June 21st. The Inquest is adjourned.
(3) June 22nd. The Advertiser carries news of the discovery of the Tamam Shud slip in the deceased’s pocket.
(4) 25th June. The Smith’s Weekly (Sydney) carries news of a cryptic note containing the words Tamam Shud found in the deceased’s clothing. “Body on beach still baffles SA police.”
(5) 10th July. The Truth (Sydney) “Who is the mystery man? Puzzle of beach find.”
(6) 20th July. The Melbourne Age. “Torn Page.”
(7) 21st July. The Sydney Daily Telegraph. “Clue at long odds.”
(8) 22nd July. The Melbourne Argus carries an article “Torn Book May Be Clue To Somerton Body Mystery.”
(9) 22nd July. The Adelaide News carries an article “Remote book clue in mystery death.”
(10) 23rd July. Border Watch (Mt Gambier) “Search for a book with a torn page.”
(11) 23rd July. The Adelaide Advertiser “Detective – Sergeant R. L. Leane has been trying for several months to trace a copy of the “Rubaiyat of Omar Khayyam” from which the dead man is believed to have cut a piece of paper bearing the words “Taman Shud” (meaning “The End”) and placed it in the pocket of his trousers.”
Then, finally ..
23rd July.

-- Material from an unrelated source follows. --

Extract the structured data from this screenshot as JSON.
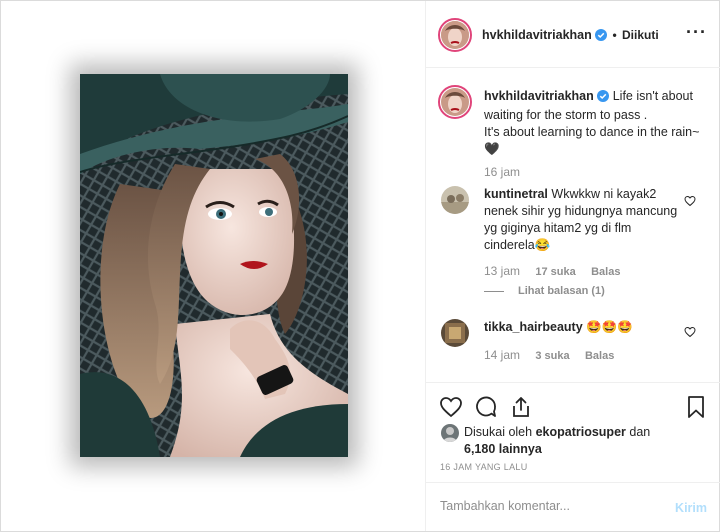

The Melbourne Herald “Detectives bring off a million to one chance. Rubaiyat clue may solve mystery death.”
23rd July. The Melbourne Herald. “Rubaiyat clue may solve mystery death. A motorist last night bought them a copy of the Rubaiyat of Omar Khayyam from which the last two words had been torn.”
Detective Sergeant Leane’s deposition with regard to his list of items as found on the body on December 1st.
“The cigarette packet was Army Club but the contents were Kensitas, a different brand, there was also found a box of Bryant and May’s matches, 1/4 full, a packet half full of Juicy Fruit chewing gum, 2 combs, and Professor Cleland found a slip of paper bearing the words Tamam Shud that was on the body.”
PC John Moss’ deposition with regard to his list of items he found on the body on December 1st.